Dudley castle moat amphibian sanctuary from Dudley Zoological Gardens
Conserving the great crested newt and other amphibians in an old castle moat
The great crested newt is, famously, Britain’s most threatened newt.
In 1996, responding to the dramatic global decline of amphibian taxa, Dudley Zoo designated the ornamental pools in the Dudley castle
moat as an amphibian sanctuary, removed all fish and began to introduce plants to encourage amphibian breeding. A survey for newts showed them not to be present although common frog and toad were.
Smooth newts (Triturus vulgaris) were introduced in egg and larval stages in 1996 and English Nature were approached about the possibility of introducing great crested newts commencing the following year.
All necessary permissions were granted and in March 1997 several female great created newts were collected (under licence) and held for one week to lay their eggs on plastic strips. They were then released to their original pond. The resulting larvae were raised on a rich diet until a few weeks before their transition to a terrestrial form and then released into the moat pools.
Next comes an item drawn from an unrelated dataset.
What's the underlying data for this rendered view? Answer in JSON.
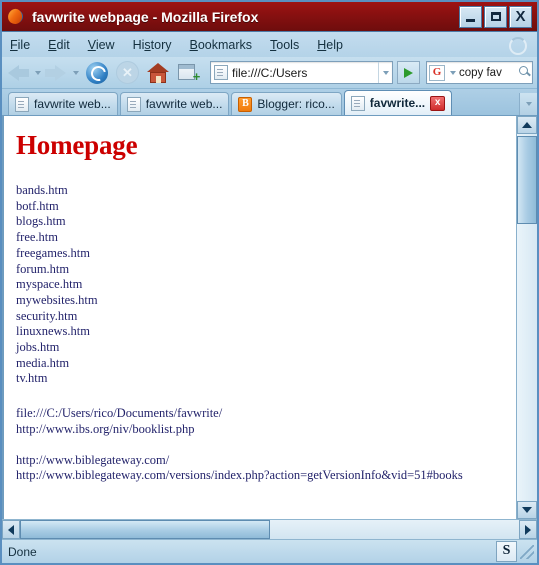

This process was repeated in 1998 and 1999. In 1999 adult newts were already returning to the pools to breed and now, 10 years after the original introduction there is a strong breeding population in the series of nine pools.
Developed by: Dudley Zoological Gardens